-- Data provided --
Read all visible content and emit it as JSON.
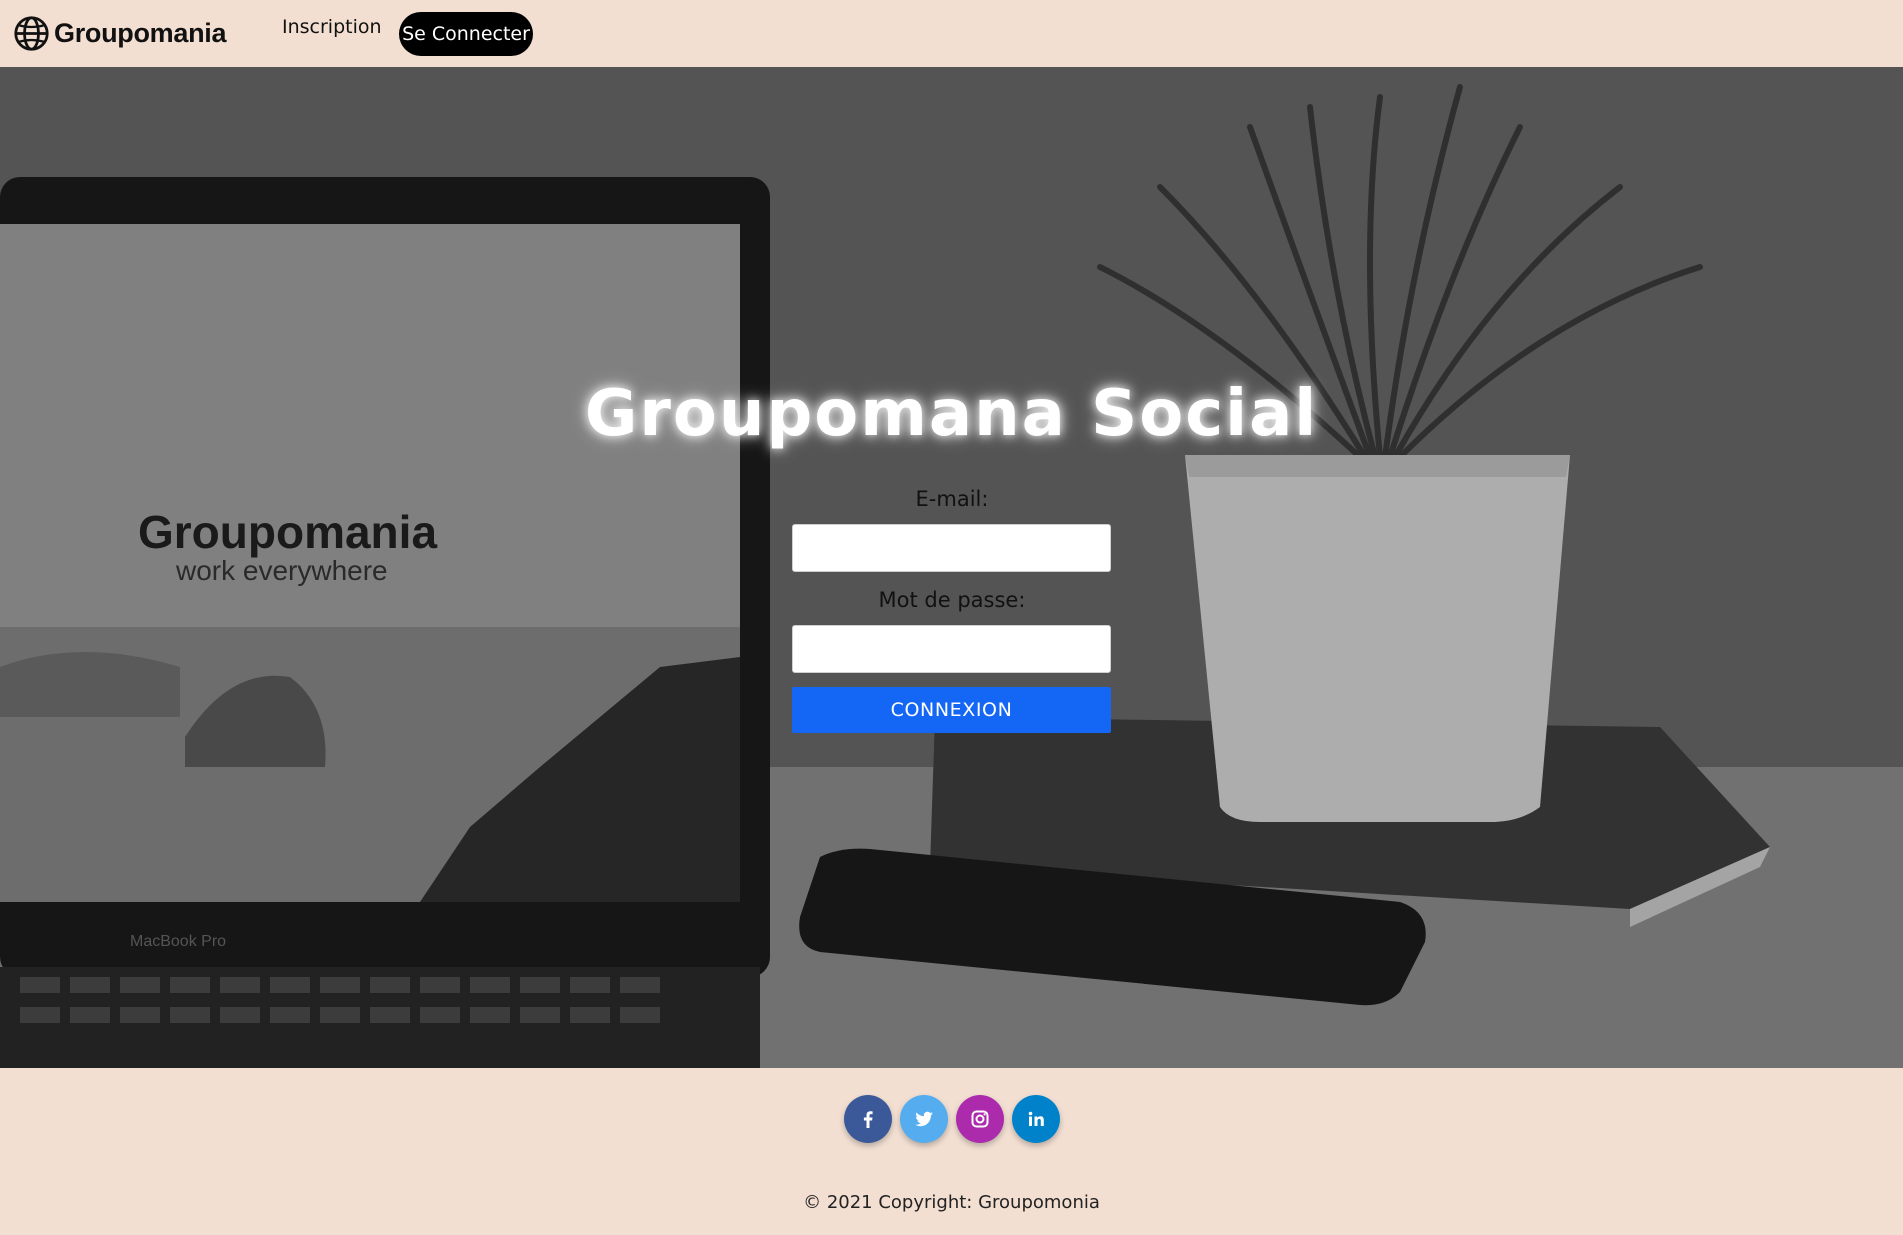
{
  "navbar": {
    "brand": "Groupomania",
    "links": {
      "signup": "Inscription",
      "login": "Se Connecter"
    }
  },
  "hero": {
    "title": "Groupomana Social",
    "laptop_brand": "Groupomania",
    "laptop_tagline": "work everywhere",
    "laptop_model": "MacBook Pro"
  },
  "form": {
    "email_label": "E-mail:",
    "email_value": "",
    "password_label": "Mot de passe:",
    "password_value": "",
    "submit_label": "CONNEXION"
  },
  "footer": {
    "socials": [
      {
        "name": "facebook",
        "icon": "facebook-icon",
        "color": "#3b5998"
      },
      {
        "name": "twitter",
        "icon": "twitter-icon",
        "color": "#55acee"
      },
      {
        "name": "instagram",
        "icon": "instagram-icon",
        "color": "#ac2bac"
      },
      {
        "name": "linkedin",
        "icon": "linkedin-icon",
        "color": "#0082ca"
      }
    ],
    "copyright": "© 2021 Copyright: Groupomonia"
  },
  "colors": {
    "page_bg": "#f2dfd2",
    "accent": "#1466f5",
    "nav_pill_bg": "#000000"
  }
}
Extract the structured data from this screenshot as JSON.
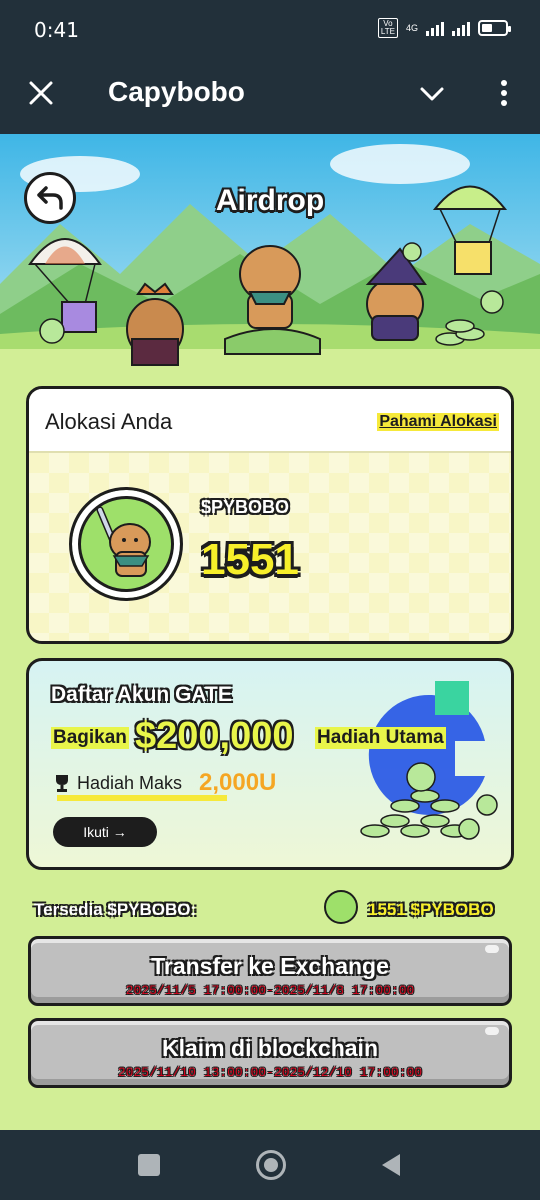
{
  "status_bar": {
    "time": "0:41",
    "network": "4G",
    "volte": "Vo LTE"
  },
  "title_bar": {
    "title": "Capybobo",
    "close_icon": "close-icon",
    "chevron_icon": "chevron-down-icon",
    "more_icon": "more-vertical-icon"
  },
  "hero": {
    "title": "Airdrop",
    "back_icon": "back-arrow-icon"
  },
  "allocation": {
    "title": "Alokasi Anda",
    "link": "Pahami Alokasi",
    "token_name": "$PYBOBO",
    "amount": "1551"
  },
  "gate_banner": {
    "title": "Daftar Akun GATE",
    "share_label": "Bagikan",
    "prize_amount": "$200,000",
    "prize_label": "Hadiah Utama",
    "max_label": "Hadiah Maks",
    "max_value": "2,000U",
    "follow_button": "Ikuti →"
  },
  "available": {
    "label": "Tersedia $PYBOBO:",
    "value": "1551 $PYBOBO"
  },
  "actions": {
    "transfer": {
      "label": "Transfer ke Exchange",
      "time": "2025/11/5 17:00:00-2025/11/8 17:00:00"
    },
    "claim": {
      "label": "Klaim di blockchain",
      "time": "2025/11/10 13:00:00-2025/12/10 17:00:00"
    }
  },
  "colors": {
    "background": "#d2ee96",
    "header": "#22303a",
    "accent_yellow": "#f7ef2a",
    "timestamp_red": "#d0021b",
    "gate_blue": "#2354e6"
  }
}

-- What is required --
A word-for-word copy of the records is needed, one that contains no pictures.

-- Result of the task --
Read all visible content and emit it as JSON.
{
  "navbar": {
    "brand": "Groupomania",
    "links": {
      "signup": "Inscription",
      "login": "Se Connecter"
    }
  },
  "hero": {
    "title": "Groupomana Social",
    "laptop_brand": "Groupomania",
    "laptop_tagline": "work everywhere",
    "laptop_model": "MacBook Pro"
  },
  "form": {
    "email_label": "E-mail:",
    "email_value": "",
    "password_label": "Mot de passe:",
    "password_value": "",
    "submit_label": "CONNEXION"
  },
  "footer": {
    "socials": [
      {
        "name": "facebook",
        "icon": "facebook-icon",
        "color": "#3b5998"
      },
      {
        "name": "twitter",
        "icon": "twitter-icon",
        "color": "#55acee"
      },
      {
        "name": "instagram",
        "icon": "instagram-icon",
        "color": "#ac2bac"
      },
      {
        "name": "linkedin",
        "icon": "linkedin-icon",
        "color": "#0082ca"
      }
    ],
    "copyright": "© 2021 Copyright: Groupomonia"
  },
  "colors": {
    "page_bg": "#f2dfd2",
    "accent": "#1466f5",
    "nav_pill_bg": "#000000"
  }
}
Extract the structured data from this screenshot as JSON.
{
  "status_bar": {
    "time": "0:41",
    "network": "4G",
    "volte": "Vo LTE"
  },
  "title_bar": {
    "title": "Capybobo",
    "close_icon": "close-icon",
    "chevron_icon": "chevron-down-icon",
    "more_icon": "more-vertical-icon"
  },
  "hero": {
    "title": "Airdrop",
    "back_icon": "back-arrow-icon"
  },
  "allocation": {
    "title": "Alokasi Anda",
    "link": "Pahami Alokasi",
    "token_name": "$PYBOBO",
    "amount": "1551"
  },
  "gate_banner": {
    "title": "Daftar Akun GATE",
    "share_label": "Bagikan",
    "prize_amount": "$200,000",
    "prize_label": "Hadiah Utama",
    "max_label": "Hadiah Maks",
    "max_value": "2,000U",
    "follow_button": "Ikuti →"
  },
  "available": {
    "label": "Tersedia $PYBOBO:",
    "value": "1551 $PYBOBO"
  },
  "actions": {
    "transfer": {
      "label": "Transfer ke Exchange",
      "time": "2025/11/5 17:00:00-2025/11/8 17:00:00"
    },
    "claim": {
      "label": "Klaim di blockchain",
      "time": "2025/11/10 13:00:00-2025/12/10 17:00:00"
    }
  },
  "colors": {
    "background": "#d2ee96",
    "header": "#22303a",
    "accent_yellow": "#f7ef2a",
    "timestamp_red": "#d0021b",
    "gate_blue": "#2354e6"
  }
}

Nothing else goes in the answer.